§ **What to do**
The data below is to be written out exactly, with no pictures.

§ **Records for processing**
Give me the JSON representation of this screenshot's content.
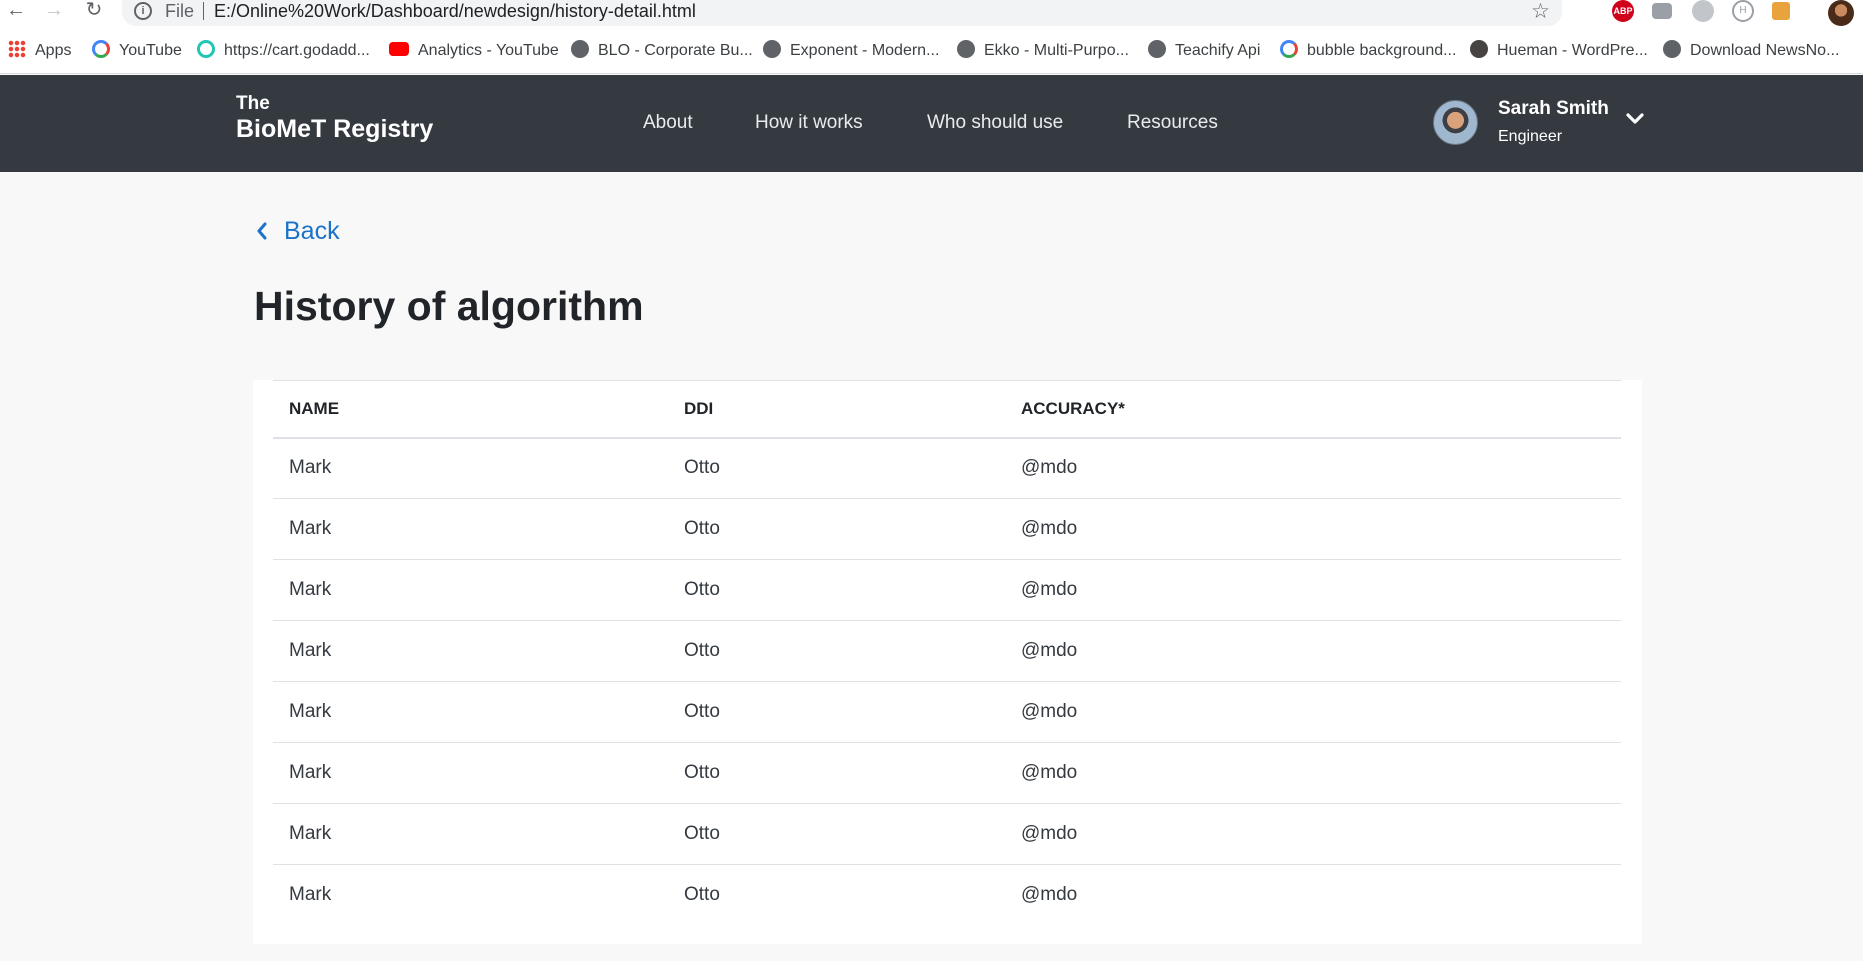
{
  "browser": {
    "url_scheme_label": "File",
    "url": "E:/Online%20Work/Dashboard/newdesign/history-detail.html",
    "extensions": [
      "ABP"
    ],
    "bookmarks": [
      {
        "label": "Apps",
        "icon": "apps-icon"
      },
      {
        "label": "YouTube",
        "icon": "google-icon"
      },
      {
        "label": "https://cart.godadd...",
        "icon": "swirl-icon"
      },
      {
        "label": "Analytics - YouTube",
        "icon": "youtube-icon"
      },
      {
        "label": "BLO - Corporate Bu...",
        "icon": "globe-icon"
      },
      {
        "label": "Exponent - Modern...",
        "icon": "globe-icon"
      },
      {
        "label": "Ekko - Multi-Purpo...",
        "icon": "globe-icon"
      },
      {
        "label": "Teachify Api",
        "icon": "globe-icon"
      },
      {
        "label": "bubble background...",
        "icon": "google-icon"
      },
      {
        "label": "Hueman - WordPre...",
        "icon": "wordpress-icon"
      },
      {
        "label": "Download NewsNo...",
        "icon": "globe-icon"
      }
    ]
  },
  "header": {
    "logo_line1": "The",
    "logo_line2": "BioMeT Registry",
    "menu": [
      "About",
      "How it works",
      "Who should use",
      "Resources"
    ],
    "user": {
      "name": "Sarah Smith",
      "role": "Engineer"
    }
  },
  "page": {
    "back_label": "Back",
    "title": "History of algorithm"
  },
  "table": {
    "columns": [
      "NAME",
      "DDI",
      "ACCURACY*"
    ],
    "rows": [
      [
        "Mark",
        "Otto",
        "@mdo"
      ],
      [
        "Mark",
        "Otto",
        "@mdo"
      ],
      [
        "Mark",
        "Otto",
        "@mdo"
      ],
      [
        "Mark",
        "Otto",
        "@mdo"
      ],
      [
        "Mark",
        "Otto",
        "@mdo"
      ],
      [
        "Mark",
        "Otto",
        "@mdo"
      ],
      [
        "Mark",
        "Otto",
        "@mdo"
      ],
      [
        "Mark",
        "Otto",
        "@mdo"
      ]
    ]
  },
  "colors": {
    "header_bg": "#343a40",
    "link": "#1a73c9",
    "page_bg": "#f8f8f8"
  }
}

§ **Exercise solution**
Give me the JSON representation of this screenshot's content.
{
  "browser": {
    "url_scheme_label": "File",
    "url": "E:/Online%20Work/Dashboard/newdesign/history-detail.html",
    "extensions": [
      "ABP"
    ],
    "bookmarks": [
      {
        "label": "Apps",
        "icon": "apps-icon"
      },
      {
        "label": "YouTube",
        "icon": "google-icon"
      },
      {
        "label": "https://cart.godadd...",
        "icon": "swirl-icon"
      },
      {
        "label": "Analytics - YouTube",
        "icon": "youtube-icon"
      },
      {
        "label": "BLO - Corporate Bu...",
        "icon": "globe-icon"
      },
      {
        "label": "Exponent - Modern...",
        "icon": "globe-icon"
      },
      {
        "label": "Ekko - Multi-Purpo...",
        "icon": "globe-icon"
      },
      {
        "label": "Teachify Api",
        "icon": "globe-icon"
      },
      {
        "label": "bubble background...",
        "icon": "google-icon"
      },
      {
        "label": "Hueman - WordPre...",
        "icon": "wordpress-icon"
      },
      {
        "label": "Download NewsNo...",
        "icon": "globe-icon"
      }
    ]
  },
  "header": {
    "logo_line1": "The",
    "logo_line2": "BioMeT Registry",
    "menu": [
      "About",
      "How it works",
      "Who should use",
      "Resources"
    ],
    "user": {
      "name": "Sarah Smith",
      "role": "Engineer"
    }
  },
  "page": {
    "back_label": "Back",
    "title": "History of algorithm"
  },
  "table": {
    "columns": [
      "NAME",
      "DDI",
      "ACCURACY*"
    ],
    "rows": [
      [
        "Mark",
        "Otto",
        "@mdo"
      ],
      [
        "Mark",
        "Otto",
        "@mdo"
      ],
      [
        "Mark",
        "Otto",
        "@mdo"
      ],
      [
        "Mark",
        "Otto",
        "@mdo"
      ],
      [
        "Mark",
        "Otto",
        "@mdo"
      ],
      [
        "Mark",
        "Otto",
        "@mdo"
      ],
      [
        "Mark",
        "Otto",
        "@mdo"
      ],
      [
        "Mark",
        "Otto",
        "@mdo"
      ]
    ]
  },
  "colors": {
    "header_bg": "#343a40",
    "link": "#1a73c9",
    "page_bg": "#f8f8f8"
  }
}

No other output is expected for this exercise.